__Input data__.
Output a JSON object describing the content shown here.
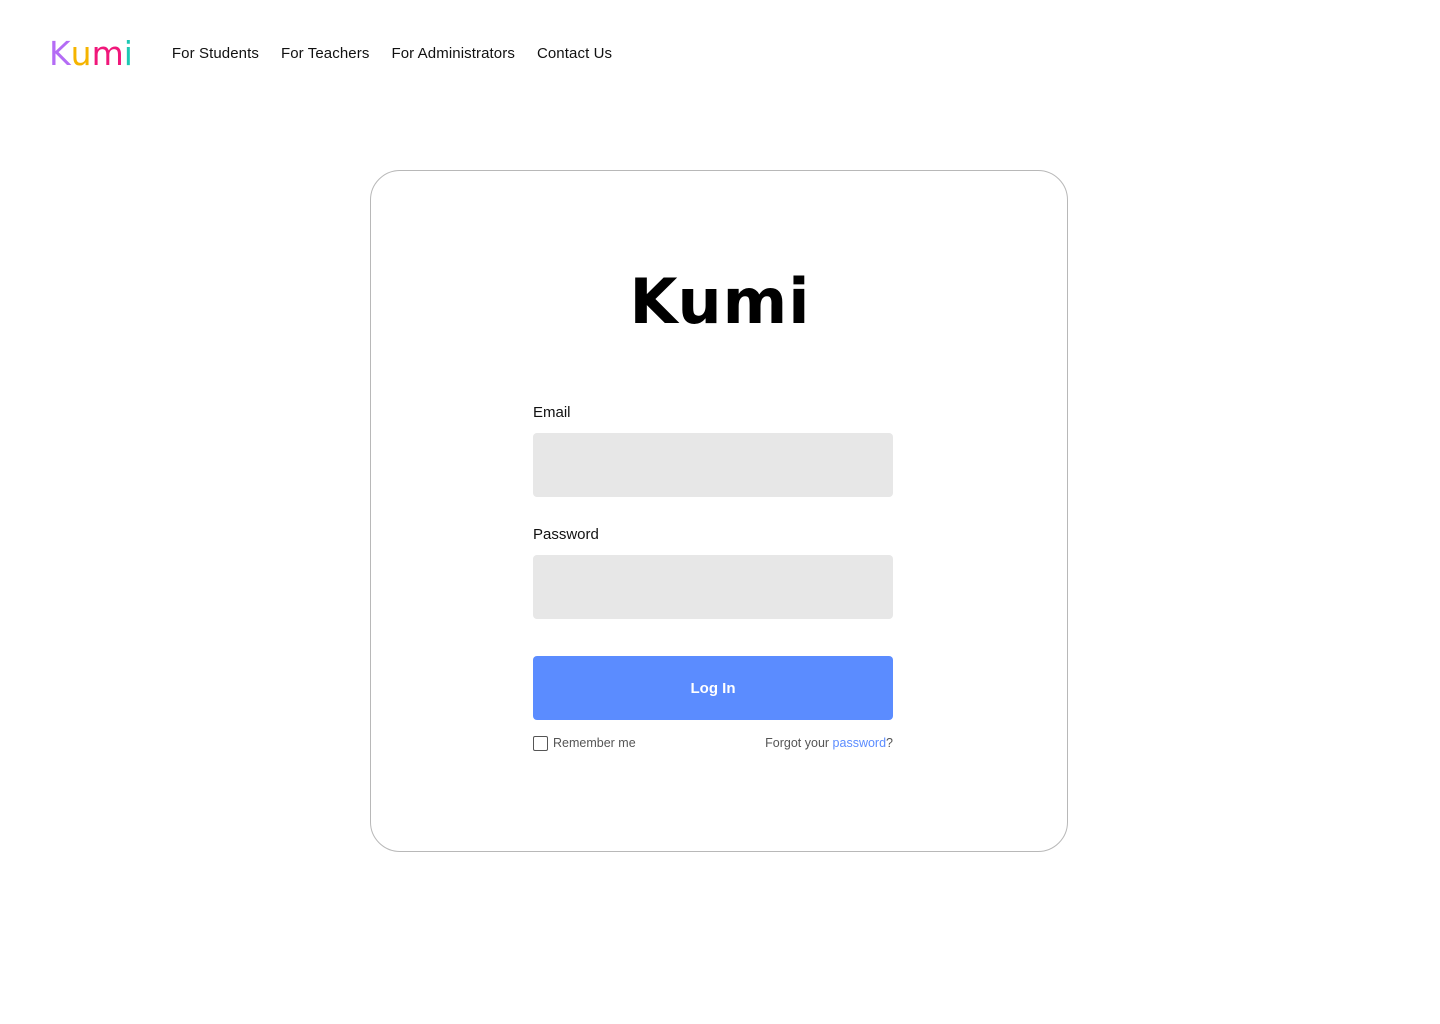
{
  "brand": {
    "letters": [
      {
        "char": "K",
        "color": "#b46cf5"
      },
      {
        "char": "u",
        "color": "#f5b400"
      },
      {
        "char": "m",
        "color": "#f0177a"
      },
      {
        "char": "i",
        "color": "#1ec9b4"
      }
    ]
  },
  "nav": {
    "items": [
      {
        "label": "For Students"
      },
      {
        "label": "For Teachers"
      },
      {
        "label": "For Administrators"
      },
      {
        "label": "Contact Us"
      }
    ]
  },
  "login": {
    "title": "Kumi",
    "email_label": "Email",
    "email_value": "",
    "password_label": "Password",
    "password_value": "",
    "submit_label": "Log In",
    "remember_label": "Remember me",
    "remember_checked": false,
    "forgot_prefix": "Forgot your ",
    "forgot_link": "password",
    "forgot_suffix": "?"
  },
  "colors": {
    "accent": "#5b8cff",
    "input_bg": "#e7e7e7",
    "card_border": "#b8b8b8"
  }
}
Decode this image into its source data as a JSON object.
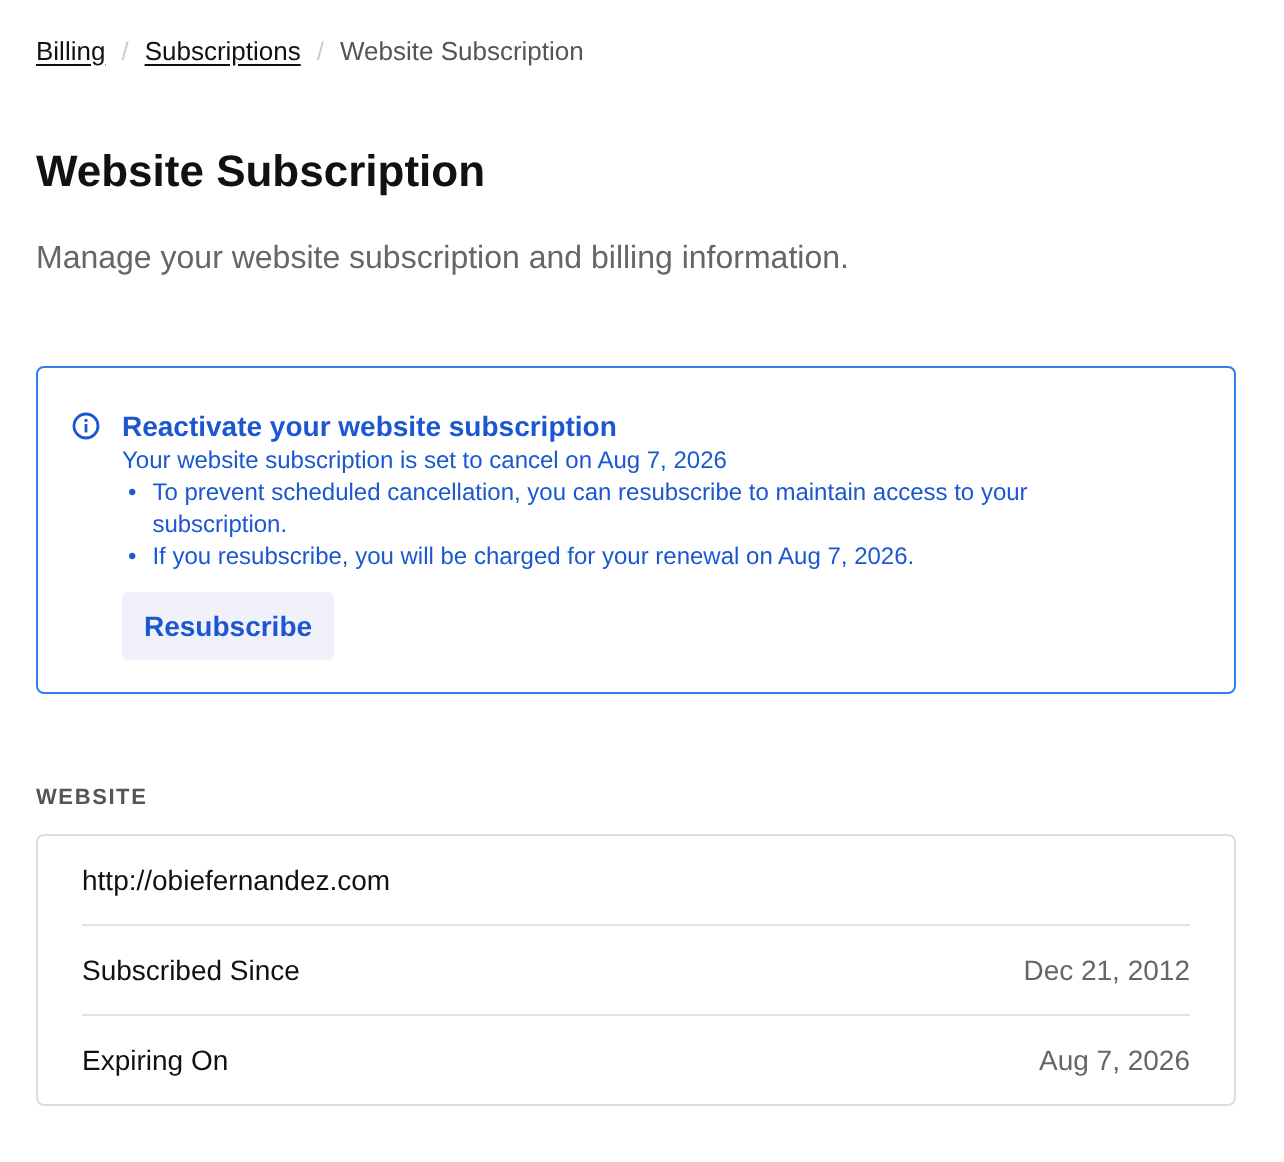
{
  "breadcrumb": [
    {
      "label": "Billing",
      "kind": "link"
    },
    {
      "label": "Subscriptions",
      "kind": "link"
    },
    {
      "label": "Website Subscription",
      "kind": "current"
    }
  ],
  "breadcrumb_separator": "/",
  "title": "Website Subscription",
  "subtitle": "Manage your website subscription and billing information.",
  "alert": {
    "title": "Reactivate your website subscription",
    "message": "Your website subscription is set to cancel on Aug 7, 2026",
    "bullet_marker": "•",
    "bullets": [
      "To prevent scheduled cancellation, you can resubscribe to maintain access to your subscription.",
      "If you resubscribe, you will be charged for your renewal on Aug 7, 2026."
    ],
    "button": "Resubscribe"
  },
  "section": {
    "heading": "WEBSITE",
    "rows": [
      {
        "label": "http://obiefernandez.com"
      },
      {
        "label": "Subscribed Since",
        "value": "Dec 21, 2012"
      },
      {
        "label": "Expiring On",
        "value": "Aug 7, 2026"
      }
    ]
  }
}
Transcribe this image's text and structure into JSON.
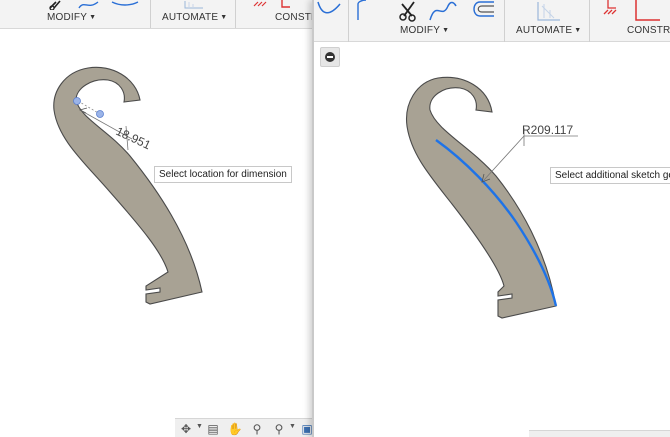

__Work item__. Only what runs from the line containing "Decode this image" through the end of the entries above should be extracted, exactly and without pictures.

__Response to this exercise__.
Decode this image into its source data as a JSON object.
{
  "breadcrumb": [
    {
      "label": "Billing",
      "kind": "link"
    },
    {
      "label": "Subscriptions",
      "kind": "link"
    },
    {
      "label": "Website Subscription",
      "kind": "current"
    }
  ],
  "breadcrumb_separator": "/",
  "title": "Website Subscription",
  "subtitle": "Manage your website subscription and billing information.",
  "alert": {
    "title": "Reactivate your website subscription",
    "message": "Your website subscription is set to cancel on Aug 7, 2026",
    "bullet_marker": "•",
    "bullets": [
      "To prevent scheduled cancellation, you can resubscribe to maintain access to your subscription.",
      "If you resubscribe, you will be charged for your renewal on Aug 7, 2026."
    ],
    "button": "Resubscribe"
  },
  "section": {
    "heading": "WEBSITE",
    "rows": [
      {
        "label": "http://obiefernandez.com"
      },
      {
        "label": "Subscribed Since",
        "value": "Dec 21, 2012"
      },
      {
        "label": "Expiring On",
        "value": "Aug 7, 2026"
      }
    ]
  }
}
Transcribe this image's text and structure into JSON.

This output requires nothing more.